Book: Inspired by The Four-Hour Workweek by Tim Ferriss
Do you ever pick up your smartphone for a specific purpose and get distracted by notifications?
The unread app notification that is staring you in the face can be impossible to resist. Next thing you know, you open the app. Then, you’re scrolling through the News Feed. 15 minutes, 10 cat videos, and 20 political posts later, you realize you never did what you intended to. That is, if you are lucky enough to remember that you set out to do something at all.
This repeating process costs minutes or even hours of possible productive time per day every day. If it happens often enough enough, you may never get enough momentum to hit peak performance at all in a given day.
3 main negative impacts to your productivity:
- Lost time – Facebook says that its average user spends 50 minutes per day on the site. That’s fine if you want to spend that long each day on the site, but, do you? Notifications are social media apps’ best way to “suck users in” throughout the day. All those “free” apps from multi-billion-dollar companies weren’t built for charity… those apps were built because they employ the smartest experts at gaining your attention and reselling it to advertisers. Do you have a spare 50 minutes today?
- Lost thoughts & momentum – When a notification breaks up your thought process, an important thought can be lost. The thought might be a gift idea for your spouse, a text you meant to send your dad, an idea for your business. Or maybe you just finally had real momentum on that big project. But, your mind took off in a totally different direction when you saw that notification. It can take minutes, hours, or days to find your way to back your momentum or your lost thought.
- Your entire state of mind can get derailed – In some cases, you read stories – political, religious, tragic stories, etc. – that can really mess up your frame of mind for being productive at all by making you angry, sad, or frustrated. This can cost you hours of peak productive time.
So what to do?
Turn off notifications for Facebook, other social media like Twitter and Snapchat, and other non time-sensitive “time spenders” like News and Reddit. Check these apps on a schedule. Aim to only check them 2 to 3 times per day. Lunchtime and after dinner are good times for this.
What notifications should I leave on?
For an app to be able to notify you, its notifications should meet all 3 of the below criteria:
- Actionable – Will you act on the information from this notification?

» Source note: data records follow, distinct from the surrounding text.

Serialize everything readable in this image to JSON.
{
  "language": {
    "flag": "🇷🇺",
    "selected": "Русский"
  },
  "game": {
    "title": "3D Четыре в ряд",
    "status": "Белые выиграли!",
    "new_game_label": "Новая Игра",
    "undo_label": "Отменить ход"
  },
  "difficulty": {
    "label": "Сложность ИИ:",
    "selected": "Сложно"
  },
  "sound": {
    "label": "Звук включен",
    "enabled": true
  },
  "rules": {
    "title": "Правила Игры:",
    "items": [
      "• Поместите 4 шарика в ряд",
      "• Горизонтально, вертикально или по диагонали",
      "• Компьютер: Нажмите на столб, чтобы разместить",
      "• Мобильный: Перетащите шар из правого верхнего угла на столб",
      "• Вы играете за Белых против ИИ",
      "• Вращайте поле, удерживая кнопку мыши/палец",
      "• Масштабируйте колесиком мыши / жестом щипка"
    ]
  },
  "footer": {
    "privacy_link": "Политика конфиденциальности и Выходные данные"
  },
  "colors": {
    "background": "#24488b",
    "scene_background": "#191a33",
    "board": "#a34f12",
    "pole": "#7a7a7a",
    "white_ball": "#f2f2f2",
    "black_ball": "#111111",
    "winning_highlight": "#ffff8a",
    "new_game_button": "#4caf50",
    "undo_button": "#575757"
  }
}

- Time Sensitive – Will you have a time constraint on the action you would take?
- Important – If you ignored this notification, what happens? A day from now? A month from now? 6 months from now? Anything?
Important information that is neither actionable nor time-sensitive can be reviewed at any time so check it on its own schedule.
Non-important information can always wait. Your productivity and focus are your most important assets and shouldn’t be sacrificed for matters that are not truly important.
Save your notifications for activities that meet all 3 criteria above – Actionable, Time-Sensitive, and Important.
Questions and Objections
“What if I don’t see Notification XYZ for several hours? Won’t that cause me problems?”
There is very little on social media or news apps that can’t wait for a few hours. “Breaking” news almost never requires action by you. You can wait a few hours and get the complete story at your leisure. There is no need to be interrupted from the task at hand to learn about the nonessential happening elsewhere.
“You didn’t include email as a “must” in your app list”
Email is a non-priority method of communication for most of us. It’s sometimes important, but, it’s usually not that time-sensitive. I can pretty much always deal with an email tomorrow and it’s fine. A large portion of email isn’t really actionable. Email is also, by far, the most “spammy” application that most of us have. So, I turned email notifications off. I check email a handful of times per day, but, I don’t let it interrupt what I’m doing.
Related: You might also enjoy my post on how to use your email as a todo list and save a lot of time and stress.
The Bottom Line
In my opinion, as a general rule, you should leave smartphone notifications on only for:
- text messages
- phone calls
Depending on your specific career, other apps may also qualify as time-sensitive, actionable, and important apps, but, probably not many.
Don’t let the nonessential distract you. Build momentum and focus and get things done in the best way possible without distractions.
Enjoyed this post? Consider checking out the full Four-Hour Workweek on Amazon by clicking here. This post is inspired by concepts from the Four-Hour Workweek… the 4HW was released in 2008 and focused on email and Blackberry notifications. In the modern world, I felt that focusing on Facebook and other social media notifications was a more modern take on the issue.
Want more short summaries of powerful concepts like this one? Join the Five Minute Book Club mailing list by clicking here.